Anne Rice – The Writing Process [Part 6]
But, what is her writing process? Does she plan out her stories or let the characters take her where they will? The “Anne Rice Examiner” decided to ask the author these questions and more. Her answers, as always, are honest, insightful and provide the reader and fledgling writer with a treasure trove of useful information and a greater sense of Anne Rice, the writer.
And now, Anne Rice:
6 – Do you believe the indie author is under more or less pressure to produce a perfectly edited book or do you think there audience doesn’t expect the same standards that they do from a mainstream author?
Indie authors have to produce a perfectly edited book. Readers require a near perfectly edited book for them to sink into it and enjoy it or accept it as a professional product. If readers are confronted with errors in spelling, grammar, formatting etc., they simply cannot enjoy the book. They begin to see it as unfinished, not professional, etc. They can’t get swept up in it, can’t believe it, can’t love it. So indie authors have to manage to do what the big New York houses do, and that means hiring a skilled editor to do the copy editing, and skilled people to get formatting perfect. There are so many little things. Like do you cap H for heaven and hell in casual speech?
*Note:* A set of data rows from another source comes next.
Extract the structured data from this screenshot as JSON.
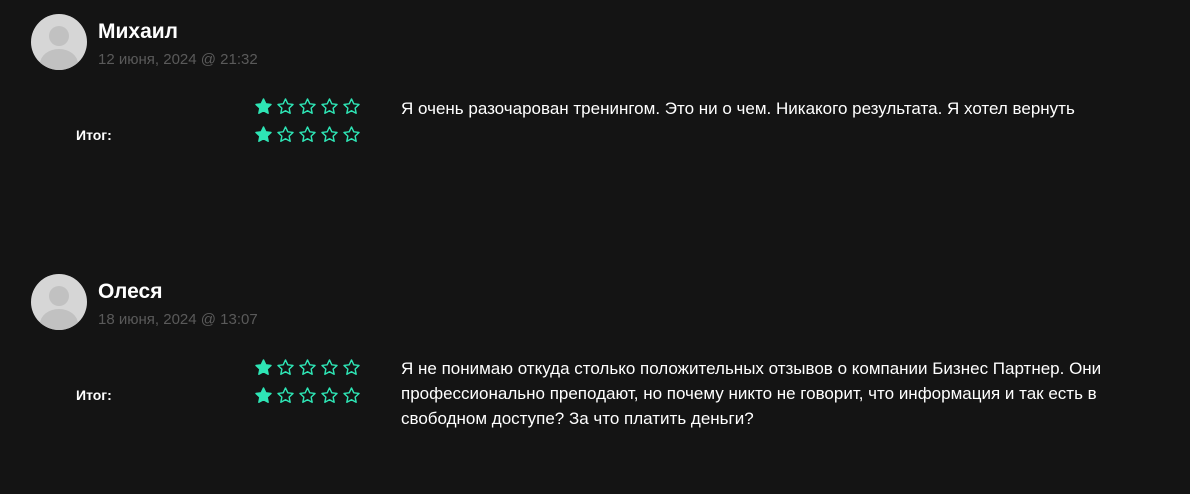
{
  "reviews": [
    {
      "author": "Михаил",
      "date": "12 июня, 2024 @ 21:32",
      "rating": 1,
      "total_rating": 1,
      "total_label": "Итог:",
      "text": "Я очень разочарован тренингом. Это ни о чем. Никакого результата. Я хотел вернуть"
    },
    {
      "author": "Олеся",
      "date": "18 июня, 2024 @ 13:07",
      "rating": 1,
      "total_rating": 1,
      "total_label": "Итог:",
      "text": "Я не понимаю откуда столько положительных отзывов о компании Бизнес Партнер. Они профессионально преподают, но почему никто не говорит, что информация и так есть в свободном доступе? За что платить деньги?"
    }
  ],
  "rating_max": 5,
  "colors": {
    "star": "#2ee5b5",
    "background": "#141414"
  },
  "icons": {
    "avatar": "user-placeholder-icon",
    "star_filled": "star-filled-icon",
    "star_empty": "star-outline-icon"
  }
}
Do you cap “S” when you refer to the sheriff, or p for policeman, and so forth. Have you spelled all the names of cities right? Have you been consistent with the hair and eye color of your cast of characters? You want your manuscript to look absolutely professional. I think indie authors know this now, and they’re taking the time to get their work into perfect shape. More and more indie editors are offering their services. —– Nevertheless errors still pop up in New York published books and in indie books. And the great thing about indie work today is you can catch those. You can correct your kindle version after you get an email from a reader on a problem. You can correct your print on demand book. It’s kind of wonderful.